In an editorial yesterday entitled "The Rule of Law Prevails," the Los Angeles Times argued that the Supreme Court's refusal to accept for review the D.C. Circuit Court of Appeals' ruling that disallowed disgorgement as a remedy in the DOJ's civil RICO case against the tobacco companies was appropriate and just, as it allows the rule of law to govern the case.
According to the editorial: "The Justice Department's effort to recoup the industry's past profits in a civil suit brought under the Racketeer Influenced Organizations Act was a classic example of overreach. ... Congress clearly meant for the so-called disgorgement of ill-gotten gains to be a remedy available to the prosecution only in criminal RICO cases, where the government has to prove its case beyond a reasonable doubt before a jury. In its civil case against the cigarette makers, the government faces a lower burden of proof. As the appellate court rightly ruled, under the RICO law, remedies in civil cases are limited to forward-looking behavior. So the government can seek billions from the tobacco companies to fund new smoking cessation programs, for example, but it cannot attempt to recover past profits."
The Rest of the Story
I think the L.A. Times expresses a sentiment that anti-smoking advocates would be wise to pay attention to: that there is a value we place in society on the rule of law prevailing, even when our gut feelings and emotions may wish for a different outcome.
Many anti-smoking advocates are angry (and appropriately so) at the tobacco companies for their actions over the past five decades which have led to the addiction of smokers and many thousands of deaths. And they would like to see justice served, which is also an entirely appropriate sentiment.
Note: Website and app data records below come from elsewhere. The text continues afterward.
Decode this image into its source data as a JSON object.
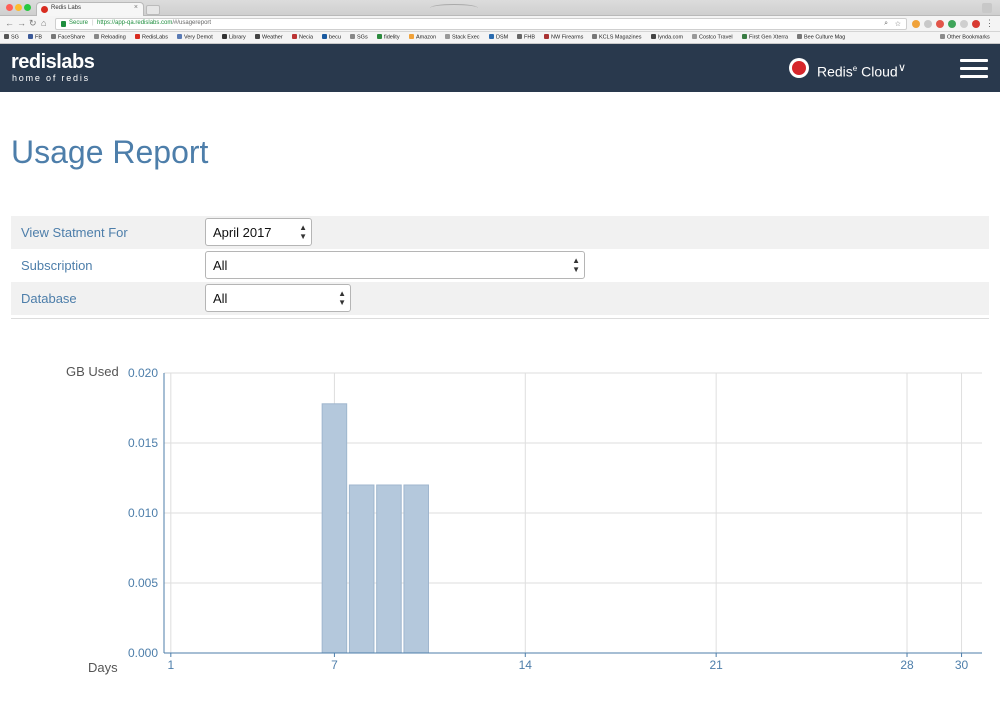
{
  "browser": {
    "tab_title": "Redis Labs",
    "secure_label": "Secure",
    "url_host": "https://app-qa.redislabs.com",
    "url_path": "/#/usagereport",
    "bookmarks": [
      "SG",
      "FB",
      "FaceShare",
      "Reloading",
      "RedisLabs",
      "Very Demot",
      "Library",
      "Weather",
      "Necia",
      "becu",
      "SGs",
      "fidelity",
      "Amazon",
      "Stack Exec",
      "DSM",
      "FHB",
      "NW Firearms",
      "KCLS Magazines",
      "lynda.com",
      "Costco Travel",
      "First Gen Xterra",
      "Bee Culture Mag"
    ],
    "other_bookmarks": "Other Bookmarks"
  },
  "header": {
    "logo": "redislabs",
    "logo_tagline": "home of redis",
    "product_label_pre": "Redis",
    "product_label_sup": "e",
    "product_label_post": " Cloud"
  },
  "page": {
    "title": "Usage Report"
  },
  "filters": {
    "statement_label": "View Statment For",
    "statement_value": "April 2017",
    "subscription_label": "Subscription",
    "subscription_value": "All",
    "database_label": "Database",
    "database_value": "All"
  },
  "chart_data": {
    "type": "bar",
    "ylabel": "GB Used",
    "xlabel": "Days",
    "ylim": [
      0,
      0.02
    ],
    "yticks": [
      "0.000",
      "0.005",
      "0.010",
      "0.015",
      "0.020"
    ],
    "xlim": [
      0.75,
      30.75
    ],
    "xticks": [
      1,
      7,
      14,
      21,
      28,
      30
    ],
    "grid": true,
    "bar_color": "#b4c8dc",
    "bars": [
      {
        "day": 7,
        "value": 0.0178
      },
      {
        "day": 8,
        "value": 0.012
      },
      {
        "day": 9,
        "value": 0.012
      },
      {
        "day": 10,
        "value": 0.012
      }
    ]
  }
}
However, I think it's important to realize that justice is not served and will not be served by the inappropriate application of the law against the tobacco companies or by the improper interpretation of the law by the courts in order to help society achieve its considered judgments against the industry, no matter how appropriate those judgments may be. Public figures, and that includes public health practitioners, must seek remedies to this problem that are consistent with the law of the land.
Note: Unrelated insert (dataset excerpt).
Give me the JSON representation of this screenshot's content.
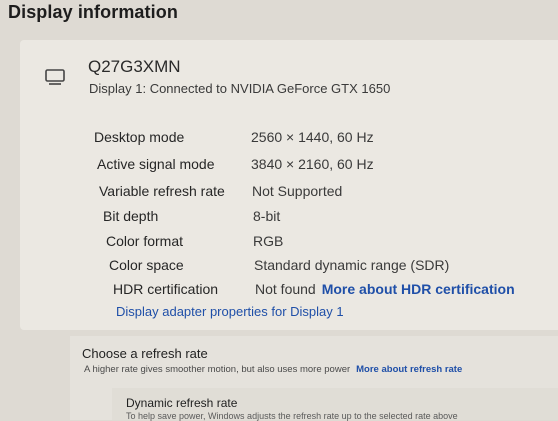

So the sentiment that the L.A. Times is expressing is also an entirely appropriate one: that under the RICO law under which this case is being tried, it is very clear that forward-looking civil remedies are required; thus, disgorgement of past profits is not allowable and by not reviewing the appellate court's decision at this time, justice has been served (at least temporarily - since the Court could agree to review the decision at a later date).
Even people who we are absolutely convinced are criminals are entitled to a fair trial. Even mass murderers are entitled to the defenses that the law has to offer. It's an important part of our system of justice. In fact, in many ways, this is what ensures freedom and individual rights in a democracy.
Look at the concerns that are being expressed over the trial of Saddam Hussein. Here is a guy who is apparently so heinous that we justified killing nearly 2,000 U.S. soldiers to get him out of power, and the only concern that is being expressed about his trial is that not enough safeguards are being taken to ensure that he has a fair trial and that his rights as a defendant are not violated. Human Rights Watch is observing every aspect of the trial and was extremely "troubled" by what was going on.
That is distasteful to me. It makes me sick to think about. Here we have an individual who committed the worst imaginable crimes against humanity and killed thousands of his own people and the only thing we're worried about is that we are not too quick to sentence him. Nevertheless, it is a necessary measure to maintain the integrity of human rights throughout the world.
If public health practitioners and anti-smoking advocates are truly interested in maintaining the integrity of our legal system, the system by which citizens are able to pursue justice, then I think they should show more of an interest in making sure that the remedies they are seeking are appropriate under the law, and less of an interest in trying to extract the highest possible penalties they can think of asking for when it has been made very clear to them that such penalties are not permissible.
I think the L.A. Times is right on track in its opinion, but I don't think it went far enough. While it is true that according to the appeals court, remedies in civil RICO cases must be forward-looking, that is certainly not a sufficient criterion. They also must serve to prevent and restrain future RICO violations.
Funding new smoking cessation programs does not do that. Thus, it is not allowable under RICO. The government cannot "seek billions from the tobacco companies to fund new smoking cessation programs." It is simply not consistent with the law.
One minor note before concluding: I think the L.A. Times probably made a little too much out of the Supreme Court's failure to review the case at this time. I don't think that decision necessarily reflects a feeling that it is very unlikely that the Court would overturn the appellate court's decision. I think it's entirely possible that the Court simply has no interest in considering this issue in the middle of the case, before there has even been a ruling from the District Court. Ultimately, if the Supreme Court upholds the Appeals Court decision, then I think the rule of law will have prevailed. The final outcome is net yet clear.
The rest of the story suggests that despite how strongly anti-smoking advocates may feel about the actions of the tobacco companies, our system of justice still requires that remedies be sought which are consistent with the law of the land. As much as we might like to see the tobacco companies punished, it is inappropriate to seek punishment that is not allowable under the law, and ultimately, it undermines, rather than enhances, our investment in justice.